Determine how many lines in the entries below hold "mention". Respond with that number only.

Items from a data source:
☆ ☆ ☆ ☆

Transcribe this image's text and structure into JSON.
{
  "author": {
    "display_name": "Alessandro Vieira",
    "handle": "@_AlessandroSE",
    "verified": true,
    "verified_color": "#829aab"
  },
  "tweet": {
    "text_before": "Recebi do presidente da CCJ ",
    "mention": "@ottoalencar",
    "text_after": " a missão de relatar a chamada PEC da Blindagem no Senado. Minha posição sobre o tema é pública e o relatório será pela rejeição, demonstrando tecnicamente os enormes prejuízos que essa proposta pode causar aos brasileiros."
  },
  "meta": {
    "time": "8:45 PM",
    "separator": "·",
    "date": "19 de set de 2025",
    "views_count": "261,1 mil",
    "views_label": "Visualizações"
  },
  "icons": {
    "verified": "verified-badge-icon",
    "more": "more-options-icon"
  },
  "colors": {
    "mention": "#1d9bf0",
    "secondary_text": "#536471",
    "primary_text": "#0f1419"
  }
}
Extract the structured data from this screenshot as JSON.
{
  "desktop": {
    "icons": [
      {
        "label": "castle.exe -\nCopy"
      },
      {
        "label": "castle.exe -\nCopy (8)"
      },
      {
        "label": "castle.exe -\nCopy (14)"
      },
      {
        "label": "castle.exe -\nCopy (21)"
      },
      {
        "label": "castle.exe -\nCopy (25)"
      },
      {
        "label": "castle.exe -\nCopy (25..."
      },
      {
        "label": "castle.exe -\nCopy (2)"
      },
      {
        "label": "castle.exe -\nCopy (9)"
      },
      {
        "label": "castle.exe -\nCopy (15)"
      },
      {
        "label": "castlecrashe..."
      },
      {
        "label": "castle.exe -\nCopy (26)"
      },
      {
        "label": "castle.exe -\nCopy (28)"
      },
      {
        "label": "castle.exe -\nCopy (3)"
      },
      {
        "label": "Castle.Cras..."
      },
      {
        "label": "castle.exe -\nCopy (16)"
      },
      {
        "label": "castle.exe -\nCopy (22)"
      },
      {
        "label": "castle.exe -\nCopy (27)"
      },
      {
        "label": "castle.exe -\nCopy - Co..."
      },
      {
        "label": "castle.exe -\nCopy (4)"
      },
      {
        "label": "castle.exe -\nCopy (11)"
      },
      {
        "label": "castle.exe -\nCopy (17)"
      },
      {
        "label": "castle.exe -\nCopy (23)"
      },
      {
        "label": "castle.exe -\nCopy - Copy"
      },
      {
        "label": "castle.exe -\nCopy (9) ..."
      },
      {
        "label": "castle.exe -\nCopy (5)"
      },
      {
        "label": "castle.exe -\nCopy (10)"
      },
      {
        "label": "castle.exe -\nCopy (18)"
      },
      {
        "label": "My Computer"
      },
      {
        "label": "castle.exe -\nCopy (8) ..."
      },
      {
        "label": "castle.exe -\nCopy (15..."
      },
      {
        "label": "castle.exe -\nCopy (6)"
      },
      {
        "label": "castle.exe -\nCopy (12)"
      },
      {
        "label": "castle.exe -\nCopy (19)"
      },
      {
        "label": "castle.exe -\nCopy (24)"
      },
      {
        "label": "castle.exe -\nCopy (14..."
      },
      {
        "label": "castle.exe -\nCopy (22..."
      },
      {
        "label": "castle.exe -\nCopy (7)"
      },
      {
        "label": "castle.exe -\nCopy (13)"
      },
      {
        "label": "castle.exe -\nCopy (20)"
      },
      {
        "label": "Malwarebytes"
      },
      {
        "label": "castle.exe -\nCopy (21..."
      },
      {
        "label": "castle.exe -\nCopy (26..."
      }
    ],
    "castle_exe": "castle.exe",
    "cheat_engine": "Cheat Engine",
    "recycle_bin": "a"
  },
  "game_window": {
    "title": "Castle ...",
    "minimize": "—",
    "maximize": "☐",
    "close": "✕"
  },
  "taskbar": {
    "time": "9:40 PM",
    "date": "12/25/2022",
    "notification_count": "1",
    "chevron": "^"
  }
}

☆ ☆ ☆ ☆

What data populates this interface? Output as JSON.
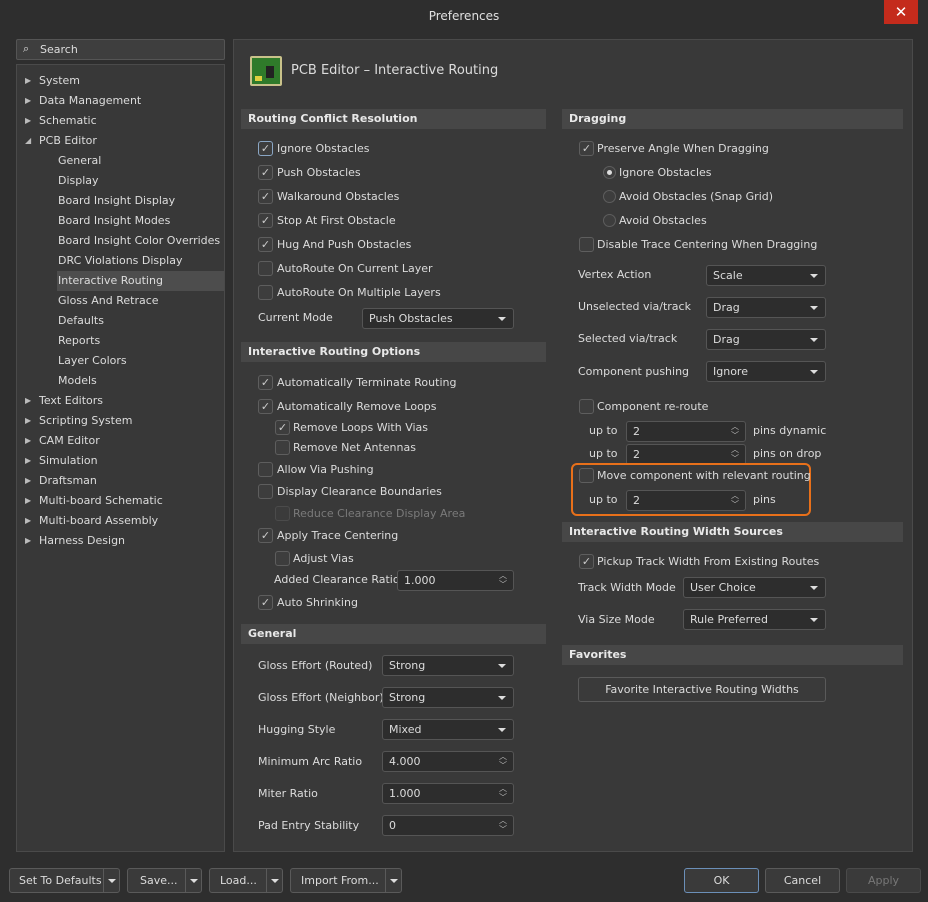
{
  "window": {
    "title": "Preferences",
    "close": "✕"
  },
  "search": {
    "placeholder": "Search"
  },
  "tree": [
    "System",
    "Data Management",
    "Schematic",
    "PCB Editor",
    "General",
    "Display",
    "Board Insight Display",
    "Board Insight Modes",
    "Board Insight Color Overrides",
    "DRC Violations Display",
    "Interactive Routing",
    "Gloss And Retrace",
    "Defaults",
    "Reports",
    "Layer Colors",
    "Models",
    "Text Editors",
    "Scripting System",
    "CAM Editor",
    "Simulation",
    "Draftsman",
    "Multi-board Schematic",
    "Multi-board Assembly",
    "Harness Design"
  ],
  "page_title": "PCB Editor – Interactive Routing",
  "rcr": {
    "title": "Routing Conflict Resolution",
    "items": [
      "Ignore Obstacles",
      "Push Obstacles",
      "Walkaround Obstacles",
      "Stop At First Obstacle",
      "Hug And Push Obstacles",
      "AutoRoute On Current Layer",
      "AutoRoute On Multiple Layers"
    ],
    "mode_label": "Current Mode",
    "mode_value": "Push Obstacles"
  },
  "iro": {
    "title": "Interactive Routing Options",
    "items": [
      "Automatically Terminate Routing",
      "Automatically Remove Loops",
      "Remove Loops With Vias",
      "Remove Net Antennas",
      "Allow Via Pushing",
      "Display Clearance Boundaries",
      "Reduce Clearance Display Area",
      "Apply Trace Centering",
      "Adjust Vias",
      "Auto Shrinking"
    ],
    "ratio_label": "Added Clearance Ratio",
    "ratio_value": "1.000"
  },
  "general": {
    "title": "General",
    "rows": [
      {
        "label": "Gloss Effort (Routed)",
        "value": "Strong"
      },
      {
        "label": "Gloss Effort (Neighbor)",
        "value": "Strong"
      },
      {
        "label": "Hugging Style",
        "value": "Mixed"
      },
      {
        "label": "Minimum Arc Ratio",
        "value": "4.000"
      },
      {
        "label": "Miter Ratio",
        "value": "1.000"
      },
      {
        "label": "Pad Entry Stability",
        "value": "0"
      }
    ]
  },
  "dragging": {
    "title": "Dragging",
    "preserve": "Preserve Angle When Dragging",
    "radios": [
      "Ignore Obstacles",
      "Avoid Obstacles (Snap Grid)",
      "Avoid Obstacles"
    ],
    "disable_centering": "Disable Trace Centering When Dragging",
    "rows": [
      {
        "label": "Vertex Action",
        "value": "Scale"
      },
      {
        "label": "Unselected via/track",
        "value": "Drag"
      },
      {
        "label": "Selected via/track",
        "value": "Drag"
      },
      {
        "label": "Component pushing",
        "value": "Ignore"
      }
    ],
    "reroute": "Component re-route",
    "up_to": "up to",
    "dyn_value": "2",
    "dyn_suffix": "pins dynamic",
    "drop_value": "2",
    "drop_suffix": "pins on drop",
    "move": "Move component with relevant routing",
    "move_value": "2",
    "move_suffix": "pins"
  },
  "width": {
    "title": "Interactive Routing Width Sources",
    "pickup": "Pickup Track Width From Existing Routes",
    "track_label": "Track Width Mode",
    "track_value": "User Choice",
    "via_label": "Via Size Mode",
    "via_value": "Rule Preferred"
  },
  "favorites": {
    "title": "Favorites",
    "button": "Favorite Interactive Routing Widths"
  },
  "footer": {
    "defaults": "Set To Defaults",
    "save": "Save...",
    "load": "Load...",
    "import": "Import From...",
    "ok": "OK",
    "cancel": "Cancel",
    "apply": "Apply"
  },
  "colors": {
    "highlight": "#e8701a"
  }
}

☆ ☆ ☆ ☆

EXPECTED ANSWER: 2